What are the key success factors?
In this typically conservative industry, there is often a natural resistance to introducing new technology particularly for operation-critical systems. Electrical and hybrid technology has now been proven in land and marine operations and there are no documented cases where malfunction has led to significant safety or operational impact. Instead, it is in the design stage and system integration where the pitfalls come.
Finding the right configuration and dimensioning of diesel generators, batteries, battery chargers and shore connection is essential for an efficient operation. A hybrid propulsion system consists of many parts, which must work well together with streamlined design, simplicity and user friendliness. More importantly, selecting reliable components from well-known and recognized suppliers is a key success factor.
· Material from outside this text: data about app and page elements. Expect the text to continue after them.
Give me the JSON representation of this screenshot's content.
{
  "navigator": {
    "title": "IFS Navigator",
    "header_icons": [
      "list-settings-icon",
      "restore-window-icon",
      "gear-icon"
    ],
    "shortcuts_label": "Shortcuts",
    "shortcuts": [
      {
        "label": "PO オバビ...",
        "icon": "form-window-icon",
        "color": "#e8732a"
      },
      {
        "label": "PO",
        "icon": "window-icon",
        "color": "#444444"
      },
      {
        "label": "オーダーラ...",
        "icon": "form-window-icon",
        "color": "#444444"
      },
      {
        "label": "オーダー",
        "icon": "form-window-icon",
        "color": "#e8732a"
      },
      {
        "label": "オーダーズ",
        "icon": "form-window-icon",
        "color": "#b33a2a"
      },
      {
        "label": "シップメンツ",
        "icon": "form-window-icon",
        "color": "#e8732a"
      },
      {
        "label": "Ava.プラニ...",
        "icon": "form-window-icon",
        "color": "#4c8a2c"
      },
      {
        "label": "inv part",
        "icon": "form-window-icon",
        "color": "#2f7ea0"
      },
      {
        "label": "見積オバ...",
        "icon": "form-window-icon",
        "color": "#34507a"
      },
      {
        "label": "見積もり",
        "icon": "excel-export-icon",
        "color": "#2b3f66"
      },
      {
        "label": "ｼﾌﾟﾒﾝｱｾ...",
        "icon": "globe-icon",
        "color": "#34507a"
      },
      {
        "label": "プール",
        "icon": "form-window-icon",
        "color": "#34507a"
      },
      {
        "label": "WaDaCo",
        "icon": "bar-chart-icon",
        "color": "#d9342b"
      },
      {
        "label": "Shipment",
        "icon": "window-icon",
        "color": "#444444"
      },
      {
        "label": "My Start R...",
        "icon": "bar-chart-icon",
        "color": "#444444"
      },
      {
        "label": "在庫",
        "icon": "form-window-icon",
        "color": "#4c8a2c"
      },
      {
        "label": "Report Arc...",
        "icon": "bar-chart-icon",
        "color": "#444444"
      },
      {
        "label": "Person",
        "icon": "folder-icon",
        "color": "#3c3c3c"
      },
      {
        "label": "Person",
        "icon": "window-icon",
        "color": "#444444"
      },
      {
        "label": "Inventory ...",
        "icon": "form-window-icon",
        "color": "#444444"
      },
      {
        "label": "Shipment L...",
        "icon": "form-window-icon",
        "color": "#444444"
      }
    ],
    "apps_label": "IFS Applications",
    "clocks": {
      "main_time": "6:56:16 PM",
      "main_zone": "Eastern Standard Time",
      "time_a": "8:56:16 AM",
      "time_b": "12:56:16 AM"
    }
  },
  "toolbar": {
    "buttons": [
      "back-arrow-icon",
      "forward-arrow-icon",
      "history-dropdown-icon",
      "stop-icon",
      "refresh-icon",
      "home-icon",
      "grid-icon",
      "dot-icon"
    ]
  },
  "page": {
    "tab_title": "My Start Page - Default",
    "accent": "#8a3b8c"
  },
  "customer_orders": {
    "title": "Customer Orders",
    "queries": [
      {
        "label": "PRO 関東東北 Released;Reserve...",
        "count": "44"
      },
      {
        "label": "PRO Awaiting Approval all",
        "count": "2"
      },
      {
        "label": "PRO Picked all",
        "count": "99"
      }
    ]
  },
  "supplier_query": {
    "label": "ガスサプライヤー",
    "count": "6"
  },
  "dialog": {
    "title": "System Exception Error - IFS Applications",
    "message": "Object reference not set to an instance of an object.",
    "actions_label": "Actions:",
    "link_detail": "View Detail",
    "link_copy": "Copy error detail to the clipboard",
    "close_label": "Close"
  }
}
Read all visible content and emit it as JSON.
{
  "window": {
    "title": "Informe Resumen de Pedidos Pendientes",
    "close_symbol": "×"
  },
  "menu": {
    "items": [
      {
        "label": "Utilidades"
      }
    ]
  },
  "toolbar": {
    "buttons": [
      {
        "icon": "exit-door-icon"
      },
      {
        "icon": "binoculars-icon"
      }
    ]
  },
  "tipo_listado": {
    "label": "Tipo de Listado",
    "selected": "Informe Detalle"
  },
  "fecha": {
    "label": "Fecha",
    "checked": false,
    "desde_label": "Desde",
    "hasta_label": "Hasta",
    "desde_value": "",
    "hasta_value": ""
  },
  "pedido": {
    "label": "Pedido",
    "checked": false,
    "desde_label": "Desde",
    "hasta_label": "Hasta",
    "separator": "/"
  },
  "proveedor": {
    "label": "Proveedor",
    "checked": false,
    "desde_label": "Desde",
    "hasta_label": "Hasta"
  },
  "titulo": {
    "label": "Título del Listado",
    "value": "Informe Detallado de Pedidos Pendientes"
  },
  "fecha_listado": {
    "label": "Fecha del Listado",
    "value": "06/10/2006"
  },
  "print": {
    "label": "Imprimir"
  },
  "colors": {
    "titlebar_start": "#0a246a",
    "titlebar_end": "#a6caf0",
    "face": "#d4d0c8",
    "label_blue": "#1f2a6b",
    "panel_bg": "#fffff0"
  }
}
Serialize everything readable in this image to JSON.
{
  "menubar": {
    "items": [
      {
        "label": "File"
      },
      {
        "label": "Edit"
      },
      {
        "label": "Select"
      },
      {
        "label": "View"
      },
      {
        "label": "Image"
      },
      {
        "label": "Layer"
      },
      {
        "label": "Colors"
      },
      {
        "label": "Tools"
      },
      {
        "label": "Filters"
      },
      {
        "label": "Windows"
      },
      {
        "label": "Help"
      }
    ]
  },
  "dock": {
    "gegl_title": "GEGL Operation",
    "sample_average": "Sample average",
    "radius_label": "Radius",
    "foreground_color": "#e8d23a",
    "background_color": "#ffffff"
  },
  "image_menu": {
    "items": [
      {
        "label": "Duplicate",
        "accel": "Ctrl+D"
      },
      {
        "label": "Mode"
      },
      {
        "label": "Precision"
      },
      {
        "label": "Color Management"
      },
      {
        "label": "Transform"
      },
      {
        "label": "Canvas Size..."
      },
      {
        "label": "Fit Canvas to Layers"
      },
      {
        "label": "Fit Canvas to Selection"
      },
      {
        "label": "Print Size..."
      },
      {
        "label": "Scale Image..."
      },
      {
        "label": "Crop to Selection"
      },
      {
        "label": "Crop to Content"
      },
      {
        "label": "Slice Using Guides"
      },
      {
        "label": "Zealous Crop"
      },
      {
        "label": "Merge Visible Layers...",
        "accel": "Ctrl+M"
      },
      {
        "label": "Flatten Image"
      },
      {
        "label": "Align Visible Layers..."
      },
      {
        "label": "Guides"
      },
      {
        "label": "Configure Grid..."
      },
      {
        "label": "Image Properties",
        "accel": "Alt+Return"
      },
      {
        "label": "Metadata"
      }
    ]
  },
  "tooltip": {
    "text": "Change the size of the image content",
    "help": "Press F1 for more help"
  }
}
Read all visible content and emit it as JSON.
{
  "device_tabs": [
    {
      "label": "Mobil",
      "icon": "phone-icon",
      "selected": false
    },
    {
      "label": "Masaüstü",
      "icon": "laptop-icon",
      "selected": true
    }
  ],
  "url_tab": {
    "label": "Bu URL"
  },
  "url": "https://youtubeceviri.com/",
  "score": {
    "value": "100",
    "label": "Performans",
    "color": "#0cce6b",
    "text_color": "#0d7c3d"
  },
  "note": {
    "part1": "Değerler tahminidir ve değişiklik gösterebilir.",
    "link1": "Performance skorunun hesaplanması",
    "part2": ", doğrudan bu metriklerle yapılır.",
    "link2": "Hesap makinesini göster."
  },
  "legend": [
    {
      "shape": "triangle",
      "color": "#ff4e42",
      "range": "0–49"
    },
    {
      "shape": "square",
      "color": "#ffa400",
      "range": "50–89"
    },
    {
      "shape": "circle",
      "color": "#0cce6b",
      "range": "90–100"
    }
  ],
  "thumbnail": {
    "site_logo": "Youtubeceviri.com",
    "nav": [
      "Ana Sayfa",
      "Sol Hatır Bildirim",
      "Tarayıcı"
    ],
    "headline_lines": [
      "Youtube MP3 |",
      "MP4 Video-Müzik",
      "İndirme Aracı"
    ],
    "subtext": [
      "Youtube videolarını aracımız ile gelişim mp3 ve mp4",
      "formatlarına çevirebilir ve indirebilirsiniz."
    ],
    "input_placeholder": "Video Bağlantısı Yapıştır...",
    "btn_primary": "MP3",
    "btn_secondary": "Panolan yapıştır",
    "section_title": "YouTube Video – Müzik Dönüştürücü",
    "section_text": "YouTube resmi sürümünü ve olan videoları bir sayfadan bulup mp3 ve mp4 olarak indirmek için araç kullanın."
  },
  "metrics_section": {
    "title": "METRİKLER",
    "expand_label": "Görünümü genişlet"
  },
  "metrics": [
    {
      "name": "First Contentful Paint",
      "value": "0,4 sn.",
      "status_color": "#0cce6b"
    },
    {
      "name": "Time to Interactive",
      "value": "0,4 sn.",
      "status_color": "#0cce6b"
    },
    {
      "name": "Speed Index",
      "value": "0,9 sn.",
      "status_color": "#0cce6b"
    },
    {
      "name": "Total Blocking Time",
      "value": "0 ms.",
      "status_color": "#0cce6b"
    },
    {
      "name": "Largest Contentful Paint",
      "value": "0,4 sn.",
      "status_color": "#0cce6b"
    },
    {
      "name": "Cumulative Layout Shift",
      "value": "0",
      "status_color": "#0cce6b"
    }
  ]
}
One of the major operational challenges, especially when batteries are the main energy source, is a quick and reliable electrical shore-connection for charging. The demands are high with an instant connection to charge in a few minutes. Shore connection has been and is still a challenge when designing the system, both mechanical and electrical. Today’s options are mechanical connections of power plugs or inductive charging. With inductive charging, the process of connecting a vehicle to a shore based power source is substantially simplified. However, this technology still needs development, and is especially challenging for ships operating in high wind, current and swell.
Electrical harmonic distortions have always been an issue with solutions involving large electrical drives. This distortion affects other electrical equipment and can cause serious malfunctions. For the system integrator it is essential to ensure that the design and installation is carried out correctly and EMC (electromagnetic compatibility) compliance is verified before and after installation.
One of the main rationales of investing in a hybrid propulsion line is to reduce fuel and energy consumption. Therefor it is important to measure, compare and analyse the consumption in operational conditions. Automation and HMI (human-machine interface) that are a part of monitoring and controlling the propulsion plant can be equipped with “economiser” software for recording the necessary energy consumption parameters. Results are stored and retrieved later for benchmarking. For a vessel running on standard routes, this is a powerful tool to improve operational efficiency.
How can we help?
Callenberg Technology Group has been working with diesel electrical, hybrid and battery powered ships for over two decades. Our focus is finding the optimal solution for each operator and route based on the actual route requirements, timetables, vessel design and of course requirements from authorities and societies.
We know where the challenges and the pit falls are and can avoid this at an early stage. Callenberg supports the whole life span of the vessel from design to operation.